> Supplied entries:
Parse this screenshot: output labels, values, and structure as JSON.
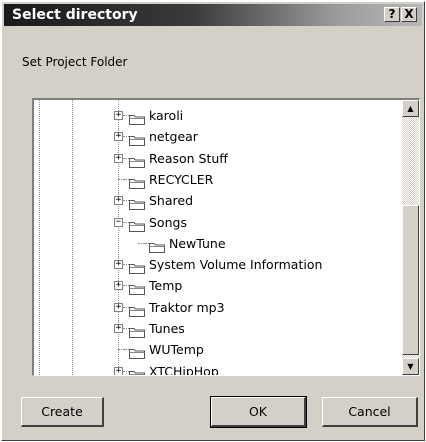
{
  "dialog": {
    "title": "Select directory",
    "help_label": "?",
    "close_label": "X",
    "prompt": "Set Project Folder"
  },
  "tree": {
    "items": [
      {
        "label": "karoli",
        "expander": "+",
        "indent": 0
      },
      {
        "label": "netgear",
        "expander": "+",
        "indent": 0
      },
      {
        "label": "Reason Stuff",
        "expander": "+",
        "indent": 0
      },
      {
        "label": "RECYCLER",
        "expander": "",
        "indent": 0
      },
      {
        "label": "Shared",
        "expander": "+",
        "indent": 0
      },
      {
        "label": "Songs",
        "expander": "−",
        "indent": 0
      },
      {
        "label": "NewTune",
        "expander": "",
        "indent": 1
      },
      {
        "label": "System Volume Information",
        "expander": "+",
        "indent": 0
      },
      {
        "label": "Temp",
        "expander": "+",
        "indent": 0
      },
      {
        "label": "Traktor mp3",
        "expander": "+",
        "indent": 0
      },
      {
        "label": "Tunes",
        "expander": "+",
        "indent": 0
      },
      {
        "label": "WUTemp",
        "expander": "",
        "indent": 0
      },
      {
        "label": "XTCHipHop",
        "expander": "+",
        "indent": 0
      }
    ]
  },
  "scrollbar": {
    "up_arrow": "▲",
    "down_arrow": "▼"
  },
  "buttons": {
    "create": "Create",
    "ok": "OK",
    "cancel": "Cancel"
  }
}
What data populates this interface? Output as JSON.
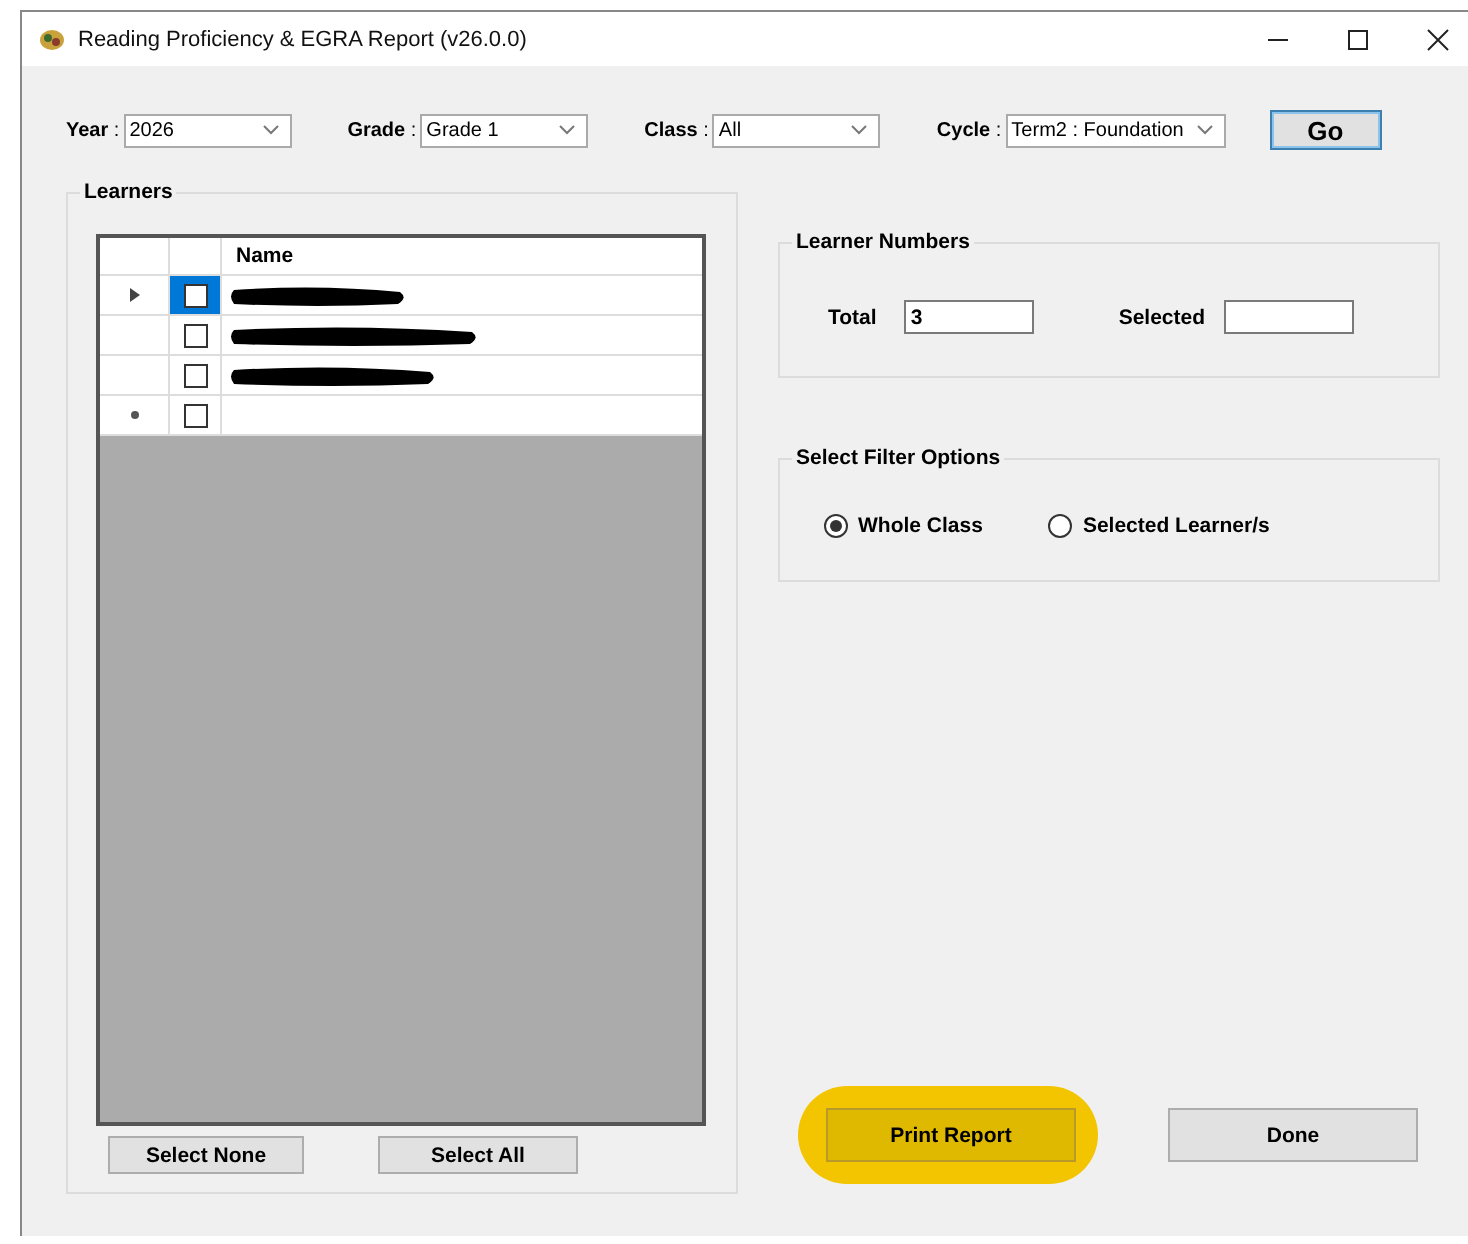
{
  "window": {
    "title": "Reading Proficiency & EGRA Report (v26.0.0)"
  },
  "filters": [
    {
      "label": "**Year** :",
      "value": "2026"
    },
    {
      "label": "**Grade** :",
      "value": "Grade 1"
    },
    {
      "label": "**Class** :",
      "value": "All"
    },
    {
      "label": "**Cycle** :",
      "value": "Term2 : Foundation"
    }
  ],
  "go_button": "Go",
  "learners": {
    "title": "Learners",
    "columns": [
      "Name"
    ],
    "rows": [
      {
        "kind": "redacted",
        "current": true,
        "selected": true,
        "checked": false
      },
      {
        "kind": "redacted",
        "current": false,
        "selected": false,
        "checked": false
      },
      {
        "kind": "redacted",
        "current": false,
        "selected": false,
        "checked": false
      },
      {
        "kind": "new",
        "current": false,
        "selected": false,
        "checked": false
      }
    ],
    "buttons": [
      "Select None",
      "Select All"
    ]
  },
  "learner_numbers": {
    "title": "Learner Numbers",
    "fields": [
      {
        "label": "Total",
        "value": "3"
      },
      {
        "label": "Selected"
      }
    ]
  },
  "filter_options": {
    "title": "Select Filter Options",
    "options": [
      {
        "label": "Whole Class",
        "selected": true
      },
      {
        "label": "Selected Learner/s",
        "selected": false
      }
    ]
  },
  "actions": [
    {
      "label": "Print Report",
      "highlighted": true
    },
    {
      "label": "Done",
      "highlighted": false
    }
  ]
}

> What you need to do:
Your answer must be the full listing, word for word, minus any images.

> Answer box:
Parse this screenshot: output labels, values, and structure as JSON.
{
  "dialog": {
    "title": "Select directory",
    "help_label": "?",
    "close_label": "X",
    "prompt": "Set Project Folder"
  },
  "tree": {
    "items": [
      {
        "label": "karoli",
        "expander": "+",
        "indent": 0
      },
      {
        "label": "netgear",
        "expander": "+",
        "indent": 0
      },
      {
        "label": "Reason Stuff",
        "expander": "+",
        "indent": 0
      },
      {
        "label": "RECYCLER",
        "expander": "",
        "indent": 0
      },
      {
        "label": "Shared",
        "expander": "+",
        "indent": 0
      },
      {
        "label": "Songs",
        "expander": "−",
        "indent": 0
      },
      {
        "label": "NewTune",
        "expander": "",
        "indent": 1
      },
      {
        "label": "System Volume Information",
        "expander": "+",
        "indent": 0
      },
      {
        "label": "Temp",
        "expander": "+",
        "indent": 0
      },
      {
        "label": "Traktor mp3",
        "expander": "+",
        "indent": 0
      },
      {
        "label": "Tunes",
        "expander": "+",
        "indent": 0
      },
      {
        "label": "WUTemp",
        "expander": "",
        "indent": 0
      },
      {
        "label": "XTCHipHop",
        "expander": "+",
        "indent": 0
      }
    ]
  },
  "scrollbar": {
    "up_arrow": "▲",
    "down_arrow": "▼"
  },
  "buttons": {
    "create": "Create",
    "ok": "OK",
    "cancel": "Cancel"
  }
}
What data populates this interface? Output as JSON.
{
  "window": {
    "title": "Reading Proficiency & EGRA Report (v26.0.0)"
  },
  "filters": [
    {
      "label": "**Year** :",
      "value": "2026"
    },
    {
      "label": "**Grade** :",
      "value": "Grade 1"
    },
    {
      "label": "**Class** :",
      "value": "All"
    },
    {
      "label": "**Cycle** :",
      "value": "Term2 : Foundation"
    }
  ],
  "go_button": "Go",
  "learners": {
    "title": "Learners",
    "columns": [
      "Name"
    ],
    "rows": [
      {
        "kind": "redacted",
        "current": true,
        "selected": true,
        "checked": false
      },
      {
        "kind": "redacted",
        "current": false,
        "selected": false,
        "checked": false
      },
      {
        "kind": "redacted",
        "current": false,
        "selected": false,
        "checked": false
      },
      {
        "kind": "new",
        "current": false,
        "selected": false,
        "checked": false
      }
    ],
    "buttons": [
      "Select None",
      "Select All"
    ]
  },
  "learner_numbers": {
    "title": "Learner Numbers",
    "fields": [
      {
        "label": "Total",
        "value": "3"
      },
      {
        "label": "Selected"
      }
    ]
  },
  "filter_options": {
    "title": "Select Filter Options",
    "options": [
      {
        "label": "Whole Class",
        "selected": true
      },
      {
        "label": "Selected Learner/s",
        "selected": false
      }
    ]
  },
  "actions": [
    {
      "label": "Print Report",
      "highlighted": true
    },
    {
      "label": "Done",
      "highlighted": false
    }
  ]
}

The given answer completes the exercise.